TV host and broadcaster Jing Castañeda and her family experienced firsthand what it was like to be afflicted with COVID-19. The ordeal made her realize that COVID-19 is indeed a very lonely disease.
“My hubby, Nonong Velasco’s older brother, Kenn, died from [COVID-19] after three weeks of fighting it out in the hospital. The day he died, Nonong was confined because his COVID-pneumonia suddenly turned severe,” Castañeda in an exclusive interview with this writer for Lifestyle.INQ.
Castañeda and her husband were torn as they couldn’t tell her husband’s parents that they just lost a son.

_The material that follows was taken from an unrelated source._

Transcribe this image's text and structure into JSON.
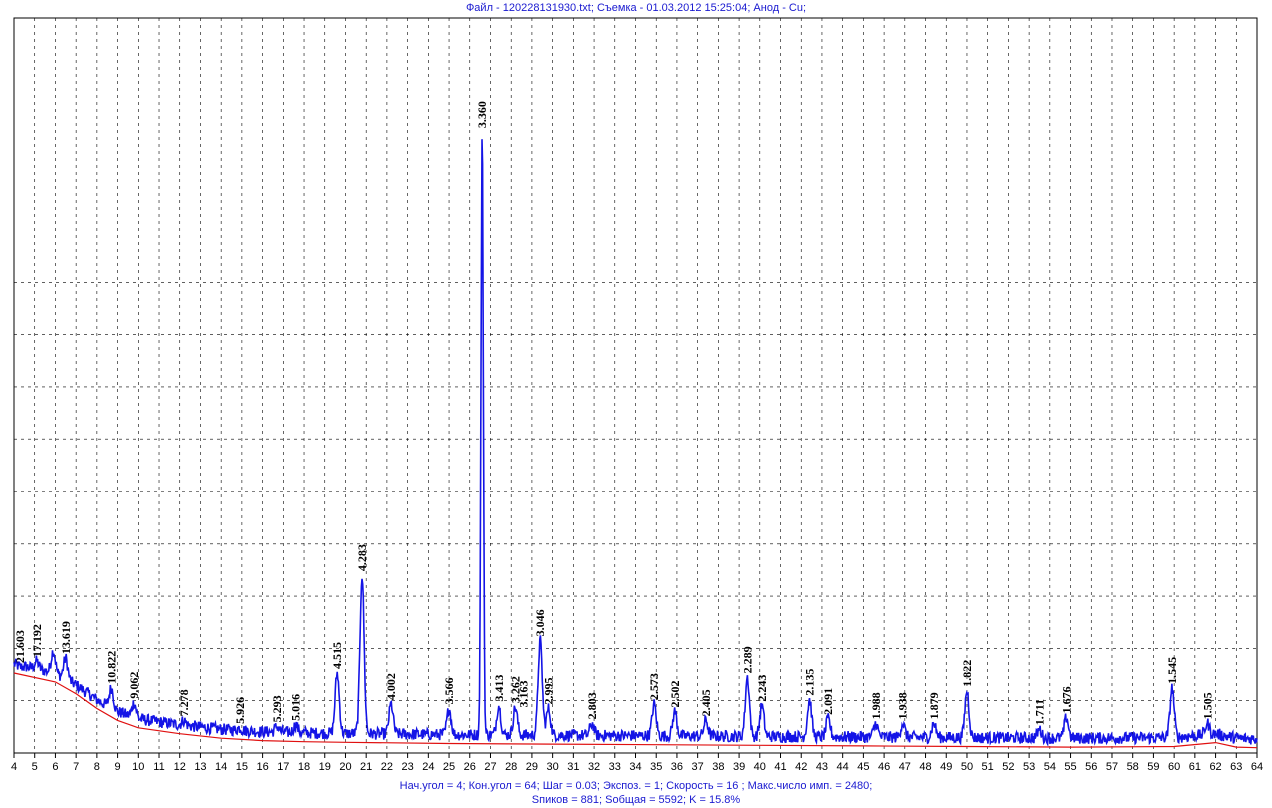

“We were also worried about telling our children that all of us were positive with COVID and that their dad will be confined, as they might be worried because of what happened to their Tito Kenn,” she added.
Castañeda was devastated to know they still got infected after they have all been vaccinated.
“Despite the fact that we were all Pfizer-vaccinated, including the [three] yayas, our whole household [eight total] was positive – the others had mild symptoms [for us, the worst was just fever] but Nonong had a bad case with his oxygen level hitting 88 even if he was already using an oxygen tank at home. We were also worried [for our two youngest] who weren’t vaccinated yet,” she revealed.
It was a blessing in disguise that Castañeda was also positive because she was allowed to take care of her husband.
“Otherwise, kung hindi, he would have been alone in the hospital habang kami naman ay mas mag-aalala rin dahil hindi namin siya maalagaan. This was what happened to Kuya Kenn, walang kapamilya na nakapagbantay sa hospital,” she recalled.
(Otherwise, if not, he would have been alone in the hospital while we worry all the more because we can’t take care of him. This was what happened to our brother Kenn, no family member was able to look after him in the hospital.)
“COVID is really a very lonely disease,” she stated. “It’s a mental disease, too, since you really need to be strong. When the doctors told me that if Nonong doesn’t respond to the COVID medicines, they might intubate him and if that happens, [his chances for living is] 50-50,” she said.
Although she was so scared, Castañeda couldn’t show defeat because she does not want her husband to lose hope. They resorted to listening to healing masses, praying the novena, and partaking of community pantries of prayer and love.
“These are what gave us strength and hope. Totoo pala ‘yun na sa ganitong mga pagkakataon, lahat ng santo ay tatawagin mo at talagang si Lord lang ang puwede mong kapitan,” she recalled. (It turns out to be really true that in times like this, you really will call on all the saints, and it really is just the Lord you can hold on to.)
“[And] the Lord uses family and friends to show His love and support for us,” Castañeda said. JB